▶ [PROBLEM TO SOLVE] Return every entry exactly as written.

Collected data
******

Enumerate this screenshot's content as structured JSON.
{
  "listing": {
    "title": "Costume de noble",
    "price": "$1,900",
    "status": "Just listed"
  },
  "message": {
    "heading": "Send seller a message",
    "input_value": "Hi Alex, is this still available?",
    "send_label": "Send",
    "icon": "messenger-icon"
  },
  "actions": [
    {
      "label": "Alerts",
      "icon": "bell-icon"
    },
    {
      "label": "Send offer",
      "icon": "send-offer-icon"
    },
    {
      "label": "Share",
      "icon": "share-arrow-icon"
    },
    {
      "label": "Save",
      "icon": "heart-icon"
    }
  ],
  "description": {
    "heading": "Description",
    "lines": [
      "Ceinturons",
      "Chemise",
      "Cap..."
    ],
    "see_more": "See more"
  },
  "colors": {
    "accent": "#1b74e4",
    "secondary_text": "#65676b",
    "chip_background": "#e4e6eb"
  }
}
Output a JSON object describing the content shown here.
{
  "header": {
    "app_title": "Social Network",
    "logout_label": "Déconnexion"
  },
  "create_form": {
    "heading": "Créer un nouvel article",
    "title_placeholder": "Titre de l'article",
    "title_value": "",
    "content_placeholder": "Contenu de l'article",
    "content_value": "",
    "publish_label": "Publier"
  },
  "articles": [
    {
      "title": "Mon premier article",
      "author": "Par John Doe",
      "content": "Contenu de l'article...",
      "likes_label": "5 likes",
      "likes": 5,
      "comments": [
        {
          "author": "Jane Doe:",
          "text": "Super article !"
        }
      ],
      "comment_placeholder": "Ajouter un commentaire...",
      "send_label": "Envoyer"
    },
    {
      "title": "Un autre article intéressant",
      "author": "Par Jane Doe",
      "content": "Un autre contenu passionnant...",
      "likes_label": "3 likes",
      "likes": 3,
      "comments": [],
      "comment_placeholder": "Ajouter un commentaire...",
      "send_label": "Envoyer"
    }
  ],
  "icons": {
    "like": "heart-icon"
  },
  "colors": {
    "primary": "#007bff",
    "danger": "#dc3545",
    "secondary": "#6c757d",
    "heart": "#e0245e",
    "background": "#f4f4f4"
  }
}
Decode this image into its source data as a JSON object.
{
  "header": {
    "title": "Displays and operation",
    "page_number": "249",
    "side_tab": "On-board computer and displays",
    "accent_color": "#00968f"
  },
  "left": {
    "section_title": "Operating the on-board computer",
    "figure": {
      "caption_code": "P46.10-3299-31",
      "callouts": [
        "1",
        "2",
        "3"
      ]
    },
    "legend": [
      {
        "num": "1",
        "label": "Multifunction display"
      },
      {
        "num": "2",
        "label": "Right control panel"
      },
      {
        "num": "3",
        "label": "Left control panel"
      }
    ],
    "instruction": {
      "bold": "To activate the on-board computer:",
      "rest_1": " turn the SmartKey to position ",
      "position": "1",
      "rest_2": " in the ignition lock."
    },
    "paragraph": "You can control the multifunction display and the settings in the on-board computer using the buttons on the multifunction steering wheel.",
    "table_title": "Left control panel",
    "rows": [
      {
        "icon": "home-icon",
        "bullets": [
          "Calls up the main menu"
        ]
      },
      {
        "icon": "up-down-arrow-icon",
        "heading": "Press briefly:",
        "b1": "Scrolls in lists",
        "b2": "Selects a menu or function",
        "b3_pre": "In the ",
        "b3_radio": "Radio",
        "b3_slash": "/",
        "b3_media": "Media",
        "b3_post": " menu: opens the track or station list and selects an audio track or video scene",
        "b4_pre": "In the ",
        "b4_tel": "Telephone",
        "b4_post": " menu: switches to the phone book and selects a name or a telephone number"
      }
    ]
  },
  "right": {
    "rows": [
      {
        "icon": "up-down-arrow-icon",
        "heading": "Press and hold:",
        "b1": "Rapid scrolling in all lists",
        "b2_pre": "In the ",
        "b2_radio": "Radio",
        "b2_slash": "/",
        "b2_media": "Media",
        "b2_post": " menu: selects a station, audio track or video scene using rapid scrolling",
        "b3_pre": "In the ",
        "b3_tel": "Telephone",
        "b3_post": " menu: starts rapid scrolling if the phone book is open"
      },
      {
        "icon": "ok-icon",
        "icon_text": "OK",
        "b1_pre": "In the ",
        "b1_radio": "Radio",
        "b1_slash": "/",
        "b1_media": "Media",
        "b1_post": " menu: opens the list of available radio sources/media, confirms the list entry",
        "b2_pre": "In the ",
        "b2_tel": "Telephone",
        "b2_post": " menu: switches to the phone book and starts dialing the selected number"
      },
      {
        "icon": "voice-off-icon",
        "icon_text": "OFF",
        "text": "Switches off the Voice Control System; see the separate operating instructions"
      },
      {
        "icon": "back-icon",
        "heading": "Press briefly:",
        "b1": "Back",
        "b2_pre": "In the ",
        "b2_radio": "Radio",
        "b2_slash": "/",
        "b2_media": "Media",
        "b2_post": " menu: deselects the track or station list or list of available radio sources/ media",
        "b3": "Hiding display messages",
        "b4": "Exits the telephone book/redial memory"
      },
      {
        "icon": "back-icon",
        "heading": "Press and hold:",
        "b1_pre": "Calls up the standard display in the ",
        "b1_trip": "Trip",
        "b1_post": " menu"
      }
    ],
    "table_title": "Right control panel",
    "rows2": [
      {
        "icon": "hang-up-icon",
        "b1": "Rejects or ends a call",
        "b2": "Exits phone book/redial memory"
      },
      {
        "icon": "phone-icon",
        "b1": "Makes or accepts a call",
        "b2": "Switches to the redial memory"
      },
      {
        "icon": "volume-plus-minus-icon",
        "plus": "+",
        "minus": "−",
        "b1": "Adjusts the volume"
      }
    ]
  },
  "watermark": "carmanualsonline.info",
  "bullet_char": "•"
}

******

▶ [RESULT FOR THIS TASK]
Enumerate this screenshot's content as structured JSON.
{
  "listing": {
    "title": "Costume de noble",
    "price": "$1,900",
    "status": "Just listed"
  },
  "message": {
    "heading": "Send seller a message",
    "input_value": "Hi Alex, is this still available?",
    "send_label": "Send",
    "icon": "messenger-icon"
  },
  "actions": [
    {
      "label": "Alerts",
      "icon": "bell-icon"
    },
    {
      "label": "Send offer",
      "icon": "send-offer-icon"
    },
    {
      "label": "Share",
      "icon": "share-arrow-icon"
    },
    {
      "label": "Save",
      "icon": "heart-icon"
    }
  ],
  "description": {
    "heading": "Description",
    "lines": [
      "Ceinturons",
      "Chemise",
      "Cap..."
    ],
    "see_more": "See more"
  },
  "colors": {
    "accent": "#1b74e4",
    "secondary_text": "#65676b",
    "chip_background": "#e4e6eb"
  }
}
Output a JSON object describing the content shown here.
{
  "header": {
    "app_title": "Social Network",
    "logout_label": "Déconnexion"
  },
  "create_form": {
    "heading": "Créer un nouvel article",
    "title_placeholder": "Titre de l'article",
    "title_value": "",
    "content_placeholder": "Contenu de l'article",
    "content_value": "",
    "publish_label": "Publier"
  },
  "articles": [
    {
      "title": "Mon premier article",
      "author": "Par John Doe",
      "content": "Contenu de l'article...",
      "likes_label": "5 likes",
      "likes": 5,
      "comments": [
        {
          "author": "Jane Doe:",
          "text": "Super article !"
        }
      ],
      "comment_placeholder": "Ajouter un commentaire...",
      "send_label": "Envoyer"
    },
    {
      "title": "Un autre article intéressant",
      "author": "Par Jane Doe",
      "content": "Un autre contenu passionnant...",
      "likes_label": "3 likes",
      "likes": 3,
      "comments": [],
      "comment_placeholder": "Ajouter un commentaire...",
      "send_label": "Envoyer"
    }
  ],
  "icons": {
    "like": "heart-icon"
  },
  "colors": {
    "primary": "#007bff",
    "danger": "#dc3545",
    "secondary": "#6c757d",
    "heart": "#e0245e",
    "background": "#f4f4f4"
  }
}
Decode this image into its source data as a JSON object.
{
  "header": {
    "title": "Displays and operation",
    "page_number": "249",
    "side_tab": "On-board computer and displays",
    "accent_color": "#00968f"
  },
  "left": {
    "section_title": "Operating the on-board computer",
    "figure": {
      "caption_code": "P46.10-3299-31",
      "callouts": [
        "1",
        "2",
        "3"
      ]
    },
    "legend": [
      {
        "num": "1",
        "label": "Multifunction display"
      },
      {
        "num": "2",
        "label": "Right control panel"
      },
      {
        "num": "3",
        "label": "Left control panel"
      }
    ],
    "instruction": {
      "bold": "To activate the on-board computer:",
      "rest_1": " turn the SmartKey to position ",
      "position": "1",
      "rest_2": " in the ignition lock."
    },
    "paragraph": "You can control the multifunction display and the settings in the on-board computer using the buttons on the multifunction steering wheel.",
    "table_title": "Left control panel",
    "rows": [
      {
        "icon": "home-icon",
        "bullets": [
          "Calls up the main menu"
        ]
      },
      {
        "icon": "up-down-arrow-icon",
        "heading": "Press briefly:",
        "b1": "Scrolls in lists",
        "b2": "Selects a menu or function",
        "b3_pre": "In the ",
        "b3_radio": "Radio",
        "b3_slash": "/",
        "b3_media": "Media",
        "b3_post": " menu: opens the track or station list and selects an audio track or video scene",
        "b4_pre": "In the ",
        "b4_tel": "Telephone",
        "b4_post": " menu: switches to the phone book and selects a name or a telephone number"
      }
    ]
  },
  "right": {
    "rows": [
      {
        "icon": "up-down-arrow-icon",
        "heading": "Press and hold:",
        "b1": "Rapid scrolling in all lists",
        "b2_pre": "In the ",
        "b2_radio": "Radio",
        "b2_slash": "/",
        "b2_media": "Media",
        "b2_post": " menu: selects a station, audio track or video scene using rapid scrolling",
        "b3_pre": "In the ",
        "b3_tel": "Telephone",
        "b3_post": " menu: starts rapid scrolling if the phone book is open"
      },
      {
        "icon": "ok-icon",
        "icon_text": "OK",
        "b1_pre": "In the ",
        "b1_radio": "Radio",
        "b1_slash": "/",
        "b1_media": "Media",
        "b1_post": " menu: opens the list of available radio sources/media, confirms the list entry",
        "b2_pre": "In the ",
        "b2_tel": "Telephone",
        "b2_post": " menu: switches to the phone book and starts dialing the selected number"
      },
      {
        "icon": "voice-off-icon",
        "icon_text": "OFF",
        "text": "Switches off the Voice Control System; see the separate operating instructions"
      },
      {
        "icon": "back-icon",
        "heading": "Press briefly:",
        "b1": "Back",
        "b2_pre": "In the ",
        "b2_radio": "Radio",
        "b2_slash": "/",
        "b2_media": "Media",
        "b2_post": " menu: deselects the track or station list or list of available radio sources/ media",
        "b3": "Hiding display messages",
        "b4": "Exits the telephone book/redial memory"
      },
      {
        "icon": "back-icon",
        "heading": "Press and hold:",
        "b1_pre": "Calls up the standard display in the ",
        "b1_trip": "Trip",
        "b1_post": " menu"
      }
    ],
    "table_title": "Right control panel",
    "rows2": [
      {
        "icon": "hang-up-icon",
        "b1": "Rejects or ends a call",
        "b2": "Exits phone book/redial memory"
      },
      {
        "icon": "phone-icon",
        "b1": "Makes or accepts a call",
        "b2": "Switches to the redial memory"
      },
      {
        "icon": "volume-plus-minus-icon",
        "plus": "+",
        "minus": "−",
        "b1": "Adjusts the volume"
      }
    ]
  },
  "watermark": "carmanualsonline.info",
  "bullet_char": "•"
}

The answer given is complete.